Material provided:
--------

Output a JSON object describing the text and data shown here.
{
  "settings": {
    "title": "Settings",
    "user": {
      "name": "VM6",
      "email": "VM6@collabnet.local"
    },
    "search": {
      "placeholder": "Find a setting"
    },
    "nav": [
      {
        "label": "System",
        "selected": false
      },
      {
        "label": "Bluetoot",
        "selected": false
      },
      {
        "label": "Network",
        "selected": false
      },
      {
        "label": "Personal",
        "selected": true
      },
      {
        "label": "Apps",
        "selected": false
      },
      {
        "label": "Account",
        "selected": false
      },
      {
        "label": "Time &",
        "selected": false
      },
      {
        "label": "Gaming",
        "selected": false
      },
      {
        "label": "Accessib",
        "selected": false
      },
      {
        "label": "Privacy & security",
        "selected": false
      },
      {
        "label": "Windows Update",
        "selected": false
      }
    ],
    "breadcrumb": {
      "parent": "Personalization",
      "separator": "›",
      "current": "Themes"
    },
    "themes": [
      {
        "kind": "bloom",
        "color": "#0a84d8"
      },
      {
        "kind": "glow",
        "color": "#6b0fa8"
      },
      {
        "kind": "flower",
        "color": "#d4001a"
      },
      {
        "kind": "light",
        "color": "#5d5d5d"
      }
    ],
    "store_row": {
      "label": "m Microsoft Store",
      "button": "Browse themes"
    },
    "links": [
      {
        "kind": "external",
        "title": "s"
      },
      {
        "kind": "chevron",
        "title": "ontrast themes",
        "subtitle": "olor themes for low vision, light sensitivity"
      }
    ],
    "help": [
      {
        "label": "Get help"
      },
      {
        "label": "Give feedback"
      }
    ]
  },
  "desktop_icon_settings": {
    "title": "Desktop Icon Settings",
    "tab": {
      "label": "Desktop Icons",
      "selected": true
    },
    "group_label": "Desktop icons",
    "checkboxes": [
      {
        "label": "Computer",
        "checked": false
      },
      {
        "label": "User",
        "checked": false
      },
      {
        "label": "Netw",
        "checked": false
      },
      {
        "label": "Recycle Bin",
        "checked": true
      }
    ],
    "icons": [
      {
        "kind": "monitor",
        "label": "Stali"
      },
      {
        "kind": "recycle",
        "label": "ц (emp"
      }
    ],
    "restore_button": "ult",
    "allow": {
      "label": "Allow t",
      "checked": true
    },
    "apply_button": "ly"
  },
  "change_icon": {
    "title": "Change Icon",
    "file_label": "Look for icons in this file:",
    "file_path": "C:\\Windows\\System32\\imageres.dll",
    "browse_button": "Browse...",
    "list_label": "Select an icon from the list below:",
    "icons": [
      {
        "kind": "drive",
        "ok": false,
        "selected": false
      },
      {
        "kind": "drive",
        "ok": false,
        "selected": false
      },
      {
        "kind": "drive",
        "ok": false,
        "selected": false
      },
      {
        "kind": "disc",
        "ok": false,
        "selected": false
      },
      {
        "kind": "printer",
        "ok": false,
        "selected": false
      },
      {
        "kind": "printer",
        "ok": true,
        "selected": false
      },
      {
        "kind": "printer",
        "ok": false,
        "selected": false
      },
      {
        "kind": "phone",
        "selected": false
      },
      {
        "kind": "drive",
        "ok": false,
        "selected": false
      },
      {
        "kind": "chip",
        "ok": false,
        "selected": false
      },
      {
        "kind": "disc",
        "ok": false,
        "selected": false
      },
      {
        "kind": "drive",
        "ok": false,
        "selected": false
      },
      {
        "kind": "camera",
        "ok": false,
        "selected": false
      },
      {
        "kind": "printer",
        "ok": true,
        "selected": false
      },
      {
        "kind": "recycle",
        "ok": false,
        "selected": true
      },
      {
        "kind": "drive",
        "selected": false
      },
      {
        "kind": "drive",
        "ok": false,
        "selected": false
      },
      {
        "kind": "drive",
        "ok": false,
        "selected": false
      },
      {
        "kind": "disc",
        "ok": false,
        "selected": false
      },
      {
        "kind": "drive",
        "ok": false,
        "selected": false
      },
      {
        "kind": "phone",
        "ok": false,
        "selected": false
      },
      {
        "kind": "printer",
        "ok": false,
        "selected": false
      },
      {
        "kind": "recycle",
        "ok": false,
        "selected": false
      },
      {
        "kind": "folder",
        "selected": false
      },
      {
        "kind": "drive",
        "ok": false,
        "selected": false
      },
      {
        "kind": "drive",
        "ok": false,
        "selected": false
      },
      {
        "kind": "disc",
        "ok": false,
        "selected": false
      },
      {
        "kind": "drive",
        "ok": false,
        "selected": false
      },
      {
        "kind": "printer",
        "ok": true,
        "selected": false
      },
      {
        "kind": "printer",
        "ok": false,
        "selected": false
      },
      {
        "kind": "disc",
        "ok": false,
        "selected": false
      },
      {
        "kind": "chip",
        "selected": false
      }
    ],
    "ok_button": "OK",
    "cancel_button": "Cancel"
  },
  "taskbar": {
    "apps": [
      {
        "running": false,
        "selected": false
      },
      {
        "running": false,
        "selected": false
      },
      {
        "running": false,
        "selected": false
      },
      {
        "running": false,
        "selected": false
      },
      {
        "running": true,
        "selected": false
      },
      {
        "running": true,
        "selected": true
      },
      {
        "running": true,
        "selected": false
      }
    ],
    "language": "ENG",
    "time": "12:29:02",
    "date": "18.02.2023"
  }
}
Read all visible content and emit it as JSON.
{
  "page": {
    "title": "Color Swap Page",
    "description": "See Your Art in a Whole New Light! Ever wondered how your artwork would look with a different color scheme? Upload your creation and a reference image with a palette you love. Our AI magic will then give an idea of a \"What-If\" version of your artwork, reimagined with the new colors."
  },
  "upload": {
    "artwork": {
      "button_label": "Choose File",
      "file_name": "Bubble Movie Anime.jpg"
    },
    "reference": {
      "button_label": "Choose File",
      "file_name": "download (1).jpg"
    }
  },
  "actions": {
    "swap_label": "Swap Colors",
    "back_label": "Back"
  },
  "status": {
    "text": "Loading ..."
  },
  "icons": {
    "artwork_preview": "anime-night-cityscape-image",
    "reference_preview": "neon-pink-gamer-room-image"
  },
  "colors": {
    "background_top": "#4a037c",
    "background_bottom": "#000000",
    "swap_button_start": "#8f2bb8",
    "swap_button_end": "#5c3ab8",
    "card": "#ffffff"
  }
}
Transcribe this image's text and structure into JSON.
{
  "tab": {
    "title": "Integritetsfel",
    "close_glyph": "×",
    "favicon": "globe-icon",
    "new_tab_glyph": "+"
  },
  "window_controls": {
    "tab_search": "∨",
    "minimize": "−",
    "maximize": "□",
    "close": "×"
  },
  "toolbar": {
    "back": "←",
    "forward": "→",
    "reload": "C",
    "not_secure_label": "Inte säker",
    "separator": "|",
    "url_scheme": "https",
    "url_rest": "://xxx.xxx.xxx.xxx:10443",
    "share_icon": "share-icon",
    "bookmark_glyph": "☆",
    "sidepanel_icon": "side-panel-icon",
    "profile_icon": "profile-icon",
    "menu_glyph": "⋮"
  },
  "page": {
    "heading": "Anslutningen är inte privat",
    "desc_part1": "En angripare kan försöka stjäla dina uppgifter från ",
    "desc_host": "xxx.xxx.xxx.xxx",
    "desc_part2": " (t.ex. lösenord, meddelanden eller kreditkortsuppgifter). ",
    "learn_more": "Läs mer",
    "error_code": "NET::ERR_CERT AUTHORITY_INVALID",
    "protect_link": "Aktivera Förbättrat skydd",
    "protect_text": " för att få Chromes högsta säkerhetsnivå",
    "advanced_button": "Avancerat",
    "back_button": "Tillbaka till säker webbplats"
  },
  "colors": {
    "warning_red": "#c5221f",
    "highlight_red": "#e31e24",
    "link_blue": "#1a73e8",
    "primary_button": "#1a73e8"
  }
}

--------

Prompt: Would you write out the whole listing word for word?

Response to this task:
Output a JSON object describing the text and data shown here.
{
  "settings": {
    "title": "Settings",
    "user": {
      "name": "VM6",
      "email": "VM6@collabnet.local"
    },
    "search": {
      "placeholder": "Find a setting"
    },
    "nav": [
      {
        "label": "System",
        "selected": false
      },
      {
        "label": "Bluetoot",
        "selected": false
      },
      {
        "label": "Network",
        "selected": false
      },
      {
        "label": "Personal",
        "selected": true
      },
      {
        "label": "Apps",
        "selected": false
      },
      {
        "label": "Account",
        "selected": false
      },
      {
        "label": "Time &",
        "selected": false
      },
      {
        "label": "Gaming",
        "selected": false
      },
      {
        "label": "Accessib",
        "selected": false
      },
      {
        "label": "Privacy & security",
        "selected": false
      },
      {
        "label": "Windows Update",
        "selected": false
      }
    ],
    "breadcrumb": {
      "parent": "Personalization",
      "separator": "›",
      "current": "Themes"
    },
    "themes": [
      {
        "kind": "bloom",
        "color": "#0a84d8"
      },
      {
        "kind": "glow",
        "color": "#6b0fa8"
      },
      {
        "kind": "flower",
        "color": "#d4001a"
      },
      {
        "kind": "light",
        "color": "#5d5d5d"
      }
    ],
    "store_row": {
      "label": "m Microsoft Store",
      "button": "Browse themes"
    },
    "links": [
      {
        "kind": "external",
        "title": "s"
      },
      {
        "kind": "chevron",
        "title": "ontrast themes",
        "subtitle": "olor themes for low vision, light sensitivity"
      }
    ],
    "help": [
      {
        "label": "Get help"
      },
      {
        "label": "Give feedback"
      }
    ]
  },
  "desktop_icon_settings": {
    "title": "Desktop Icon Settings",
    "tab": {
      "label": "Desktop Icons",
      "selected": true
    },
    "group_label": "Desktop icons",
    "checkboxes": [
      {
        "label": "Computer",
        "checked": false
      },
      {
        "label": "User",
        "checked": false
      },
      {
        "label": "Netw",
        "checked": false
      },
      {
        "label": "Recycle Bin",
        "checked": true
      }
    ],
    "icons": [
      {
        "kind": "monitor",
        "label": "Stali"
      },
      {
        "kind": "recycle",
        "label": "ц (emp"
      }
    ],
    "restore_button": "ult",
    "allow": {
      "label": "Allow t",
      "checked": true
    },
    "apply_button": "ly"
  },
  "change_icon": {
    "title": "Change Icon",
    "file_label": "Look for icons in this file:",
    "file_path": "C:\\Windows\\System32\\imageres.dll",
    "browse_button": "Browse...",
    "list_label": "Select an icon from the list below:",
    "icons": [
      {
        "kind": "drive",
        "ok": false,
        "selected": false
      },
      {
        "kind": "drive",
        "ok": false,
        "selected": false
      },
      {
        "kind": "drive",
        "ok": false,
        "selected": false
      },
      {
        "kind": "disc",
        "ok": false,
        "selected": false
      },
      {
        "kind": "printer",
        "ok": false,
        "selected": false
      },
      {
        "kind": "printer",
        "ok": true,
        "selected": false
      },
      {
        "kind": "printer",
        "ok": false,
        "selected": false
      },
      {
        "kind": "phone",
        "selected": false
      },
      {
        "kind": "drive",
        "ok": false,
        "selected": false
      },
      {
        "kind": "chip",
        "ok": false,
        "selected": false
      },
      {
        "kind": "disc",
        "ok": false,
        "selected": false
      },
      {
        "kind": "drive",
        "ok": false,
        "selected": false
      },
      {
        "kind": "camera",
        "ok": false,
        "selected": false
      },
      {
        "kind": "printer",
        "ok": true,
        "selected": false
      },
      {
        "kind": "recycle",
        "ok": false,
        "selected": true
      },
      {
        "kind": "drive",
        "selected": false
      },
      {
        "kind": "drive",
        "ok": false,
        "selected": false
      },
      {
        "kind": "drive",
        "ok": false,
        "selected": false
      },
      {
        "kind": "disc",
        "ok": false,
        "selected": false
      },
      {
        "kind": "drive",
        "ok": false,
        "selected": false
      },
      {
        "kind": "phone",
        "ok": false,
        "selected": false
      },
      {
        "kind": "printer",
        "ok": false,
        "selected": false
      },
      {
        "kind": "recycle",
        "ok": false,
        "selected": false
      },
      {
        "kind": "folder",
        "selected": false
      },
      {
        "kind": "drive",
        "ok": false,
        "selected": false
      },
      {
        "kind": "drive",
        "ok": false,
        "selected": false
      },
      {
        "kind": "disc",
        "ok": false,
        "selected": false
      },
      {
        "kind": "drive",
        "ok": false,
        "selected": false
      },
      {
        "kind": "printer",
        "ok": true,
        "selected": false
      },
      {
        "kind": "printer",
        "ok": false,
        "selected": false
      },
      {
        "kind": "disc",
        "ok": false,
        "selected": false
      },
      {
        "kind": "chip",
        "selected": false
      }
    ],
    "ok_button": "OK",
    "cancel_button": "Cancel"
  },
  "taskbar": {
    "apps": [
      {
        "running": false,
        "selected": false
      },
      {
        "running": false,
        "selected": false
      },
      {
        "running": false,
        "selected": false
      },
      {
        "running": false,
        "selected": false
      },
      {
        "running": true,
        "selected": false
      },
      {
        "running": true,
        "selected": true
      },
      {
        "running": true,
        "selected": false
      }
    ],
    "language": "ENG",
    "time": "12:29:02",
    "date": "18.02.2023"
  }
}
Read all visible content and emit it as JSON.
{
  "page": {
    "title": "Color Swap Page",
    "description": "See Your Art in a Whole New Light! Ever wondered how your artwork would look with a different color scheme? Upload your creation and a reference image with a palette you love. Our AI magic will then give an idea of a \"What-If\" version of your artwork, reimagined with the new colors."
  },
  "upload": {
    "artwork": {
      "button_label": "Choose File",
      "file_name": "Bubble Movie Anime.jpg"
    },
    "reference": {
      "button_label": "Choose File",
      "file_name": "download (1).jpg"
    }
  },
  "actions": {
    "swap_label": "Swap Colors",
    "back_label": "Back"
  },
  "status": {
    "text": "Loading ..."
  },
  "icons": {
    "artwork_preview": "anime-night-cityscape-image",
    "reference_preview": "neon-pink-gamer-room-image"
  },
  "colors": {
    "background_top": "#4a037c",
    "background_bottom": "#000000",
    "swap_button_start": "#8f2bb8",
    "swap_button_end": "#5c3ab8",
    "card": "#ffffff"
  }
}
Transcribe this image's text and structure into JSON.
{
  "tab": {
    "title": "Integritetsfel",
    "close_glyph": "×",
    "favicon": "globe-icon",
    "new_tab_glyph": "+"
  },
  "window_controls": {
    "tab_search": "∨",
    "minimize": "−",
    "maximize": "□",
    "close": "×"
  },
  "toolbar": {
    "back": "←",
    "forward": "→",
    "reload": "C",
    "not_secure_label": "Inte säker",
    "separator": "|",
    "url_scheme": "https",
    "url_rest": "://xxx.xxx.xxx.xxx:10443",
    "share_icon": "share-icon",
    "bookmark_glyph": "☆",
    "sidepanel_icon": "side-panel-icon",
    "profile_icon": "profile-icon",
    "menu_glyph": "⋮"
  },
  "page": {
    "heading": "Anslutningen är inte privat",
    "desc_part1": "En angripare kan försöka stjäla dina uppgifter från ",
    "desc_host": "xxx.xxx.xxx.xxx",
    "desc_part2": " (t.ex. lösenord, meddelanden eller kreditkortsuppgifter). ",
    "learn_more": "Läs mer",
    "error_code": "NET::ERR_CERT AUTHORITY_INVALID",
    "protect_link": "Aktivera Förbättrat skydd",
    "protect_text": " för att få Chromes högsta säkerhetsnivå",
    "advanced_button": "Avancerat",
    "back_button": "Tillbaka till säker webbplats"
  },
  "colors": {
    "warning_red": "#c5221f",
    "highlight_red": "#e31e24",
    "link_blue": "#1a73e8",
    "primary_button": "#1a73e8"
  }
}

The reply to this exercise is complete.